Maybe another way to say that is: the game isn’t successful if the players go out think “OMG I *hate* those other players”; only if they go “OMG, all us characters in that game were *such* bastards”. It’s an important distinction. And one-shots give you *lots* of tools for that — for example, if the atmosphere is good enough, and the characters are rich enough, then they players don’t *feel* like they’re being stabbed in the back by another *player*. They feel either like they’ve been stabbed in the back by a *character* — OR, they feel like they’ve just been a part in an awesome drama. Creating a game-reality that really comes to life, stands distinct, is a lot of what the goal here IS, but that also addresses your question – it’s just easier to distinguish between in-play and out-play.

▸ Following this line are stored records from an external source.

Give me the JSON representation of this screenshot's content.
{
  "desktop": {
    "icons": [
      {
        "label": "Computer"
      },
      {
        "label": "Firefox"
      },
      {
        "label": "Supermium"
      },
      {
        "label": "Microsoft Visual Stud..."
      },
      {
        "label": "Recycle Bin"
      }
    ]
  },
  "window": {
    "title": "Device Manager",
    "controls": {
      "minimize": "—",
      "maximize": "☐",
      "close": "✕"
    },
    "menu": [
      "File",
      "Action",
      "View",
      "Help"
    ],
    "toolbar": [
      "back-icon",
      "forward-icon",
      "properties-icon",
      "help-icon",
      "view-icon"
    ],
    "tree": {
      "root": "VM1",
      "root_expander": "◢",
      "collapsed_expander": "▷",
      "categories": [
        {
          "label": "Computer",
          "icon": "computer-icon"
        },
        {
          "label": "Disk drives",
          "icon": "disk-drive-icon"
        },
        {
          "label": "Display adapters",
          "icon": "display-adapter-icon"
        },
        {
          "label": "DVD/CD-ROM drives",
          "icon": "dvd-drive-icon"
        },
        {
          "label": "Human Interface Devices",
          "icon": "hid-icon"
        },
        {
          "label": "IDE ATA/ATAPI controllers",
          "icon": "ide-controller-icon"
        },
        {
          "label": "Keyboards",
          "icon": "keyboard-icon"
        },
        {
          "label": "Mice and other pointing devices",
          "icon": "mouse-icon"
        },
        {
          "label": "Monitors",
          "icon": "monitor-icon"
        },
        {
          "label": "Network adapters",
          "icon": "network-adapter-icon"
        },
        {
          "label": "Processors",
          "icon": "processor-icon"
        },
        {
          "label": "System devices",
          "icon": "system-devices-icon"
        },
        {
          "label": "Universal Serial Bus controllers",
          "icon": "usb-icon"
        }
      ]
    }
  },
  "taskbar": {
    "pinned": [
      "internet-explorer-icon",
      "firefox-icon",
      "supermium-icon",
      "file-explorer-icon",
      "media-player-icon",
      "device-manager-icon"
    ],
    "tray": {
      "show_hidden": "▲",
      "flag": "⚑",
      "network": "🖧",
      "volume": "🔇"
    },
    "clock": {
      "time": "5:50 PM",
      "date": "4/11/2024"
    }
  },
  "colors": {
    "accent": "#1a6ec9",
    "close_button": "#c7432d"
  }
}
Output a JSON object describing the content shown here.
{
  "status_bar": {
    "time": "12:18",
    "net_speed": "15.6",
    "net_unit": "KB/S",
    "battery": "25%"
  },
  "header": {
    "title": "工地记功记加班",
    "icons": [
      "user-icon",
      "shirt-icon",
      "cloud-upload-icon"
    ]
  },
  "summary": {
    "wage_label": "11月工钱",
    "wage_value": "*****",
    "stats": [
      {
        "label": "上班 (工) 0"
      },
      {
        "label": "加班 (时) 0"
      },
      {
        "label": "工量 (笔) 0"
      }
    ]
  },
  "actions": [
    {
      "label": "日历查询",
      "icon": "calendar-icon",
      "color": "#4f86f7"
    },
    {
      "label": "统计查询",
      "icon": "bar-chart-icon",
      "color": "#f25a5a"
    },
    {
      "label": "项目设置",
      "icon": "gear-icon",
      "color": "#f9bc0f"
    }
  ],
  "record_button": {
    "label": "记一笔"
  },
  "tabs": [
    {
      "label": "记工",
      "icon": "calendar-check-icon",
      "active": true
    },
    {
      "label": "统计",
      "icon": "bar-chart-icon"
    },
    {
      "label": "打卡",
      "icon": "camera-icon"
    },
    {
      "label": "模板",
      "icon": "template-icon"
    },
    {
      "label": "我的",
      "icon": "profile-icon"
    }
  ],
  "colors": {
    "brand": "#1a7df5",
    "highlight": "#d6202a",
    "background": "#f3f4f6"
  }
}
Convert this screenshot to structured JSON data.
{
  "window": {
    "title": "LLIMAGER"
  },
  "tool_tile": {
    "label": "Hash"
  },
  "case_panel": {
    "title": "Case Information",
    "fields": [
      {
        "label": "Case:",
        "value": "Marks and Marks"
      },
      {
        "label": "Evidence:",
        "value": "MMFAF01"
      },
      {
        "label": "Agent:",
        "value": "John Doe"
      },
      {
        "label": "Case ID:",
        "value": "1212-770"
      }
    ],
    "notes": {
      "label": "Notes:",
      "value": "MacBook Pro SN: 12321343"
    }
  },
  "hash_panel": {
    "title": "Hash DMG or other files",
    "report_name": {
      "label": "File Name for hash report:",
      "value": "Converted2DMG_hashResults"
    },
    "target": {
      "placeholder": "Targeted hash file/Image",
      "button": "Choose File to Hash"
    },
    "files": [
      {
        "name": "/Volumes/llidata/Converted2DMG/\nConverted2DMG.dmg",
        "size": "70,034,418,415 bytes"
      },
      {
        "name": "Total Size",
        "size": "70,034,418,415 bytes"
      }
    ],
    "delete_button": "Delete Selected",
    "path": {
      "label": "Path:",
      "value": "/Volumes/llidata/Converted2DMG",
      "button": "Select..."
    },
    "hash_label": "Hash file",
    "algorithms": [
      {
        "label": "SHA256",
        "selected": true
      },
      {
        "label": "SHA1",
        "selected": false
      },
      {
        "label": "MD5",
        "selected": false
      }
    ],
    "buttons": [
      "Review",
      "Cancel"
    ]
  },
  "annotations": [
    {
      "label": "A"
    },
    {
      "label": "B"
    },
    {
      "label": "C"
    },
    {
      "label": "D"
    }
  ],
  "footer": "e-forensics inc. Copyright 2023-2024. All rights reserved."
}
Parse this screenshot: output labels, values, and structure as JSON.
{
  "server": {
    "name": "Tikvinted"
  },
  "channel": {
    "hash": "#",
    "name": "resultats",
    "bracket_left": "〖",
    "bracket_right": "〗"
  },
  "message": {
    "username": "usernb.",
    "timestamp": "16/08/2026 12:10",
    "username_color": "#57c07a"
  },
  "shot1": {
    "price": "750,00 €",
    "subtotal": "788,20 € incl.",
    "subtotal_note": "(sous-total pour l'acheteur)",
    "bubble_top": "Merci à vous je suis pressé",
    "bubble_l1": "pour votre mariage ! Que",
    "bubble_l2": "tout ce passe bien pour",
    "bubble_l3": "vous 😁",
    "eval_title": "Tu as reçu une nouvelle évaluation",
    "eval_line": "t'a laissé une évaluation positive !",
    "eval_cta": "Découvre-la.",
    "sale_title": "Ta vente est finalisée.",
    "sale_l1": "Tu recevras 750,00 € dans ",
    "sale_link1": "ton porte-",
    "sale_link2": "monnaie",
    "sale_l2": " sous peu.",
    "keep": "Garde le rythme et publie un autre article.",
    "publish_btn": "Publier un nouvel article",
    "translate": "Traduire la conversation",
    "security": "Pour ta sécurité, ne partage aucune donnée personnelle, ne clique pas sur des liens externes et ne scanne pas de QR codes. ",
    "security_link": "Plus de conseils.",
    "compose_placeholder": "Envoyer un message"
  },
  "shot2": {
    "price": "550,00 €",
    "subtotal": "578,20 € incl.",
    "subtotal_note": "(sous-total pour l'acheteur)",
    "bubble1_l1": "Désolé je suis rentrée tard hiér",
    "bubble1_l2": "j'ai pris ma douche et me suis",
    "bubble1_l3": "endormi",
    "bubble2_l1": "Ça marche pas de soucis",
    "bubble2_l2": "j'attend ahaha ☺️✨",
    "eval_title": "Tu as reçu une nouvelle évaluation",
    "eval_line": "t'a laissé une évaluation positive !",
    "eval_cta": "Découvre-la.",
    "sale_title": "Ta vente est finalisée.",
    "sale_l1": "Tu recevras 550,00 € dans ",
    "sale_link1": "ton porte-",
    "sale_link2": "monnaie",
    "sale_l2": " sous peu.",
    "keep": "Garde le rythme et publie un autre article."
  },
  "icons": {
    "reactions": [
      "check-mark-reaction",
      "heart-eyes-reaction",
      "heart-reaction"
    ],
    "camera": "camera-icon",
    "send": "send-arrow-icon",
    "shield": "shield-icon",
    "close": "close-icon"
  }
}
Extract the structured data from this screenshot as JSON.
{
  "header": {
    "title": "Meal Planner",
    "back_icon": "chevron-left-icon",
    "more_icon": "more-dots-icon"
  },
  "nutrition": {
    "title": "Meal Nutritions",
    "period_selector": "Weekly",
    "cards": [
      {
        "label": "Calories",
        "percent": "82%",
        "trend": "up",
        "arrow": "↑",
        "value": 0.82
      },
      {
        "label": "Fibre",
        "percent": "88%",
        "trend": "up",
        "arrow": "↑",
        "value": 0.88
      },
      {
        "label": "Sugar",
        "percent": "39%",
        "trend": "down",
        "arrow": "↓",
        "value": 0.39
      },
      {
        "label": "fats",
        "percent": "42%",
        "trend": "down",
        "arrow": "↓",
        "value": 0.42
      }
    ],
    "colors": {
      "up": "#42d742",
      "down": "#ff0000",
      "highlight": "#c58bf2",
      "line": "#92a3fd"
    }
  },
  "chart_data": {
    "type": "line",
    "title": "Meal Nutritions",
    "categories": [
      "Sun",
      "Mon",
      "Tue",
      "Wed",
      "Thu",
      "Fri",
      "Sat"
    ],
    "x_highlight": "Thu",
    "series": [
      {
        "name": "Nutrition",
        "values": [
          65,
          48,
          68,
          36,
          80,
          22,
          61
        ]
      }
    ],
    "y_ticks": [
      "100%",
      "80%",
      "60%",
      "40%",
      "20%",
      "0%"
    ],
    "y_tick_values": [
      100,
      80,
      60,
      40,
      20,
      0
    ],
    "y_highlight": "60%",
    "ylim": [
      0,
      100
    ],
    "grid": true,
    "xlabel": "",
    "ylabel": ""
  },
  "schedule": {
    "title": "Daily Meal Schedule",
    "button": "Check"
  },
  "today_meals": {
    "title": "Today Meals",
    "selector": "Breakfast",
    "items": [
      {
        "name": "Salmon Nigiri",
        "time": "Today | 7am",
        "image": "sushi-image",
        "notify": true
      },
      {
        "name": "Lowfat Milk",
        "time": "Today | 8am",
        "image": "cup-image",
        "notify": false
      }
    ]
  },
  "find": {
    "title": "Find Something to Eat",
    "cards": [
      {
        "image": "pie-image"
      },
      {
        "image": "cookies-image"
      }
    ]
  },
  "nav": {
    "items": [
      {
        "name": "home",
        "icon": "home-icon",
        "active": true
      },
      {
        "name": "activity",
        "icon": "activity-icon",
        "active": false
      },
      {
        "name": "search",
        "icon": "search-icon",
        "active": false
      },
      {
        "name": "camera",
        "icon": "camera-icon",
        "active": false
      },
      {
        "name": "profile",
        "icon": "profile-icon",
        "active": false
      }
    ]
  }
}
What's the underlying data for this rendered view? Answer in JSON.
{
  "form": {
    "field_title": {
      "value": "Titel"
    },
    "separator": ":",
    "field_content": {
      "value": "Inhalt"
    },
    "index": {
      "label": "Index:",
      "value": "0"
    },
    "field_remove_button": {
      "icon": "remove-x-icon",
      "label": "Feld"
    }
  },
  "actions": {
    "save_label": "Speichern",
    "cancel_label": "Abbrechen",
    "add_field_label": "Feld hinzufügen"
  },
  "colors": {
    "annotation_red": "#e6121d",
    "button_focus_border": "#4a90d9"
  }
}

And one last point is: when you look at the Indie arena, there’s actually plenty of indie rpg’s with a strong focus on intra-party conflict. There, too, they often work *specifically* because they’re focused games, focusing on a specific type of conflict, focused on telling a very particular type of story. I don’t *think* our games are dissimilar to that (although hey, I’ve never played outside Israel, I could be dead wrong here…).


And one REALLY last point: sometimes games pushing for conflict can stand out, but of course plenty of Israeli Tabletop games aren’t going for conflict, anger or trauma at all. Those are directions they *can* go — but they can go in pretty much any direction imageinable (*coughcoughcelloscough*).

#7 Comment By Silveressa On January 20, 2017 @ 9:34 am

Thanks for the enlightening replies, I really hope to see more Israeli games translated into other languages and made available on drive-thru rpg and other retailers in the future, the differences (and similarities) in play styles has me quite intrigued. I’m glad this article was posted by the Stew, it’s fun to see how the hobby is enjoyed in different ways by different cultures.